Sometime we don’t go to places for light and love. We go to remember. To feel. To touch the other side. And sometimes to heal. Wounded Knee is such a place.

We arrived in the mid-afternoon. The sun was thankfully mild that day, and the breeze made it easy to sit in the shade to listen to our Lakota guide’s one hour presentation on the history of the site. He spoke of his family history in a matter-of-fact tone that made the horror of his words almost unbearable.

In case you don’t know the story, in December 1890, the situation for the Lakota on the Pine Ridge reservation was looking pretty bleak. Winter was setting in. The buffalo were gone.

The nomadic Lakota could no longer roam around freely and were confined to the reservation. Starvation and disease threatened every family. The Lakota depended upon the Indian Agents for everything, and supplies were never what they were promised to be. People were dying.A messiah taught that these conditions were the Creator’s punishment for abandoning their traditional lifestyle. The Ghost Dance was a way to restore order and vanquish the white man. American soldiers worried.

The atmosphere was tense on both sides. In a land where religious freedom was guaranteed to all, the Ghost Dance, and all Native spiritual practices, was outlawed.

On December 15, Sitting Bull and six others were slain as the chief was being arrested. This atrocity prompted Chief Big Foot to lead 150- 350 of his followers to Pine Ridge for safety two weeks later. U.S. Army’s 7th cavalry surrounded this band of Ghost Dancers and demanded they surrender their weapons. There are differing accounts of what happened next, but what is known for sure is that between 150- 350 Lakota were killed. About half were women and children.
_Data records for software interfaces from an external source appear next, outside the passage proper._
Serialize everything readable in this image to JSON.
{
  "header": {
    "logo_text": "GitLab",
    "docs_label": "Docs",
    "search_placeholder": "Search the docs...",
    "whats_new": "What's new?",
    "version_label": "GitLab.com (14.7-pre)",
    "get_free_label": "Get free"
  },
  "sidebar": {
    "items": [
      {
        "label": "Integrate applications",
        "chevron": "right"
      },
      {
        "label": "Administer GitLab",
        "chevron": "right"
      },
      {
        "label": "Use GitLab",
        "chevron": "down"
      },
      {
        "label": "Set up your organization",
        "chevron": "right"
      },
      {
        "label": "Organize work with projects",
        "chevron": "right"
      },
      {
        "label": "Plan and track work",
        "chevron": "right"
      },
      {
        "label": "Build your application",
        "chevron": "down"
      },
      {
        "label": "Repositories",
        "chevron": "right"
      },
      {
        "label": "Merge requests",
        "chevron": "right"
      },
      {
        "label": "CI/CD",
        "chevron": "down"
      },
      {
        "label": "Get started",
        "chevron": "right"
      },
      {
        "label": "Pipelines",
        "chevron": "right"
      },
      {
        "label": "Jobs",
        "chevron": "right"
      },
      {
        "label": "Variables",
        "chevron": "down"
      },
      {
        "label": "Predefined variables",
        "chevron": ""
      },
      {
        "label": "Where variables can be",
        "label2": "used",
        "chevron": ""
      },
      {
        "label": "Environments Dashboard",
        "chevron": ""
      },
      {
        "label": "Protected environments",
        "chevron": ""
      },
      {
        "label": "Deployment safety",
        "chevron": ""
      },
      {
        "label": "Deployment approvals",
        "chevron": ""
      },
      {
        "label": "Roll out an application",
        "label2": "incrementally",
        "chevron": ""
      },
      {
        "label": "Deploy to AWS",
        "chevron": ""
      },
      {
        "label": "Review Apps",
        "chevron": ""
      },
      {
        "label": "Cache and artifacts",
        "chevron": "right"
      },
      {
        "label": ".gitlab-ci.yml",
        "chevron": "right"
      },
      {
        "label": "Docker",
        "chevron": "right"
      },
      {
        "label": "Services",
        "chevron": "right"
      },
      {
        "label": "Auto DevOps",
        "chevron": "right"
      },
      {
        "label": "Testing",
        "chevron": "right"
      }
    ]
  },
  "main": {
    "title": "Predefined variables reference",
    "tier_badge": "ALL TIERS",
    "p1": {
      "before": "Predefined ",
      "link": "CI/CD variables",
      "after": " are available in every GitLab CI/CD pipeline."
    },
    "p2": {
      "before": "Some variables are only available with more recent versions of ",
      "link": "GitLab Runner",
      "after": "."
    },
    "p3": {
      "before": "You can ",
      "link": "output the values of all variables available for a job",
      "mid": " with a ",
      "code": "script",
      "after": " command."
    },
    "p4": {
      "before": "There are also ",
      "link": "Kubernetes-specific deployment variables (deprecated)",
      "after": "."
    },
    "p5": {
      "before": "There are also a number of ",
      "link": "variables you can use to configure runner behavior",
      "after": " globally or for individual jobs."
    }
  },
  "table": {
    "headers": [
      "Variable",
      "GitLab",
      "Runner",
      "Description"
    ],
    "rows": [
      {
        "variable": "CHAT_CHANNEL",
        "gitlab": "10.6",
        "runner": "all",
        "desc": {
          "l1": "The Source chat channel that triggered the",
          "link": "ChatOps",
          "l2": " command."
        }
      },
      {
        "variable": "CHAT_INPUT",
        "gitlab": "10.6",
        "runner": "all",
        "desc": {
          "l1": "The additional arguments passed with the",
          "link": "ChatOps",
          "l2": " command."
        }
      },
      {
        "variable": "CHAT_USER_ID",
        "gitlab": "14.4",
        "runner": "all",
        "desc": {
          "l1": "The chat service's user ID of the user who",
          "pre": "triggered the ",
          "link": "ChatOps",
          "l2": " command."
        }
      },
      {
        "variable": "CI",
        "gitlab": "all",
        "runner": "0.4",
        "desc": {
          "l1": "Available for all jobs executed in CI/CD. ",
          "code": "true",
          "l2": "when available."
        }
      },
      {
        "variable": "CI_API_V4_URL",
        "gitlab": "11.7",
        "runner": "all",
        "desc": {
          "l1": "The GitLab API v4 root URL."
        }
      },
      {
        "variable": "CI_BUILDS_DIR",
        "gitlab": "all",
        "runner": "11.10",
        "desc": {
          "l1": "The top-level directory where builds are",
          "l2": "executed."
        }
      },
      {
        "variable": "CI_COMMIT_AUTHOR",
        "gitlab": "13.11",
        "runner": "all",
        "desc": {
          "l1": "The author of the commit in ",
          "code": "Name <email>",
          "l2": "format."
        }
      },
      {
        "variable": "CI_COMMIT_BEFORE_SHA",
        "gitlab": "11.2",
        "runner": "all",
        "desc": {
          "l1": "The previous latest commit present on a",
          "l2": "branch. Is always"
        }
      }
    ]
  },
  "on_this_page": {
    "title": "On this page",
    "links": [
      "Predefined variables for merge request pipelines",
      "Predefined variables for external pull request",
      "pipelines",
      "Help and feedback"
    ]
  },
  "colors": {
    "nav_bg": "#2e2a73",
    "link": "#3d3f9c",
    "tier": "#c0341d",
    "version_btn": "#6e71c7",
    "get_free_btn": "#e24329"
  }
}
Later that day, a blizzard set in. Many dead were frozen in grotesque postures. The wounded were exposed and died. Corpses were scattered for two miles.

Four days later, the army sent out parties to bury the slain. A Lakota doctor went out searching for survivors. He found ten. Among them was a bloody infant found under a pile of dead women.

National Guard general, Leonard Colby, adopted/kidnapped her and kept her as a living souvenir. Her name was Lost Bird.

Numb after hearing this story, I set off up the hill to the graveyard. (Lakota dead are often buried on hills because it makes their journey to the Creator shorter).

I felt the stones and earth for any messages that they may have chosen to impart, but received none. This was a place of peace, at least it was for me at that moment.

Many graves were marked with simple wooden crosses, a sign of the survivor’s poverty. There were many colorful flowers, cards, and offerings that showed that while money may have been lacking, love certainly wasn’t.

After offering the dead some tobacco, I made my way back down the hill.

Our guide either failed to mention, or I was too numb to register, that the massacre site wasn’t actually the grave site. No, the massacre site was at the bottom of the hill on a grassy plain.

As I got closer, no announcement was needed. The earth wept with sadness. The sorrow came in waves, so softly like it was riding on the wind. Oh, the spirits were lively here!

As I looked around me at the tourists eyeing the handmade souvenirs on display, I was in shock at how the people surrounding me could continue standing upright. I couldn’t breathe. I didn’t need a story or marker to tell me what horror passed here. I could feel it in every pore.

I will never forget what it felt like to stand there on that ground and to look at those photographs. When we allow ourselves to feel separate from the earth, the wind, the sky, and each other, fear happens. Cruelty happens.

Later, while looking at the photos of the frozen dead that were exhibited at the Oglala Lakota College, the same horror overwhelmed me. It felt like it was happening today.

Life is a dance of balance. We’re all light and all dark. When we visit places like Wounded Knee, we can get in touch with the horror that resides inside of us so that we don’t have to manifest it. We can remember what happened to our brothers and sisters so that we don’t repeat it. When we can heal and balance ourselves, we give that gift to others, as we’re all connected.


Mitakuye Oyasin.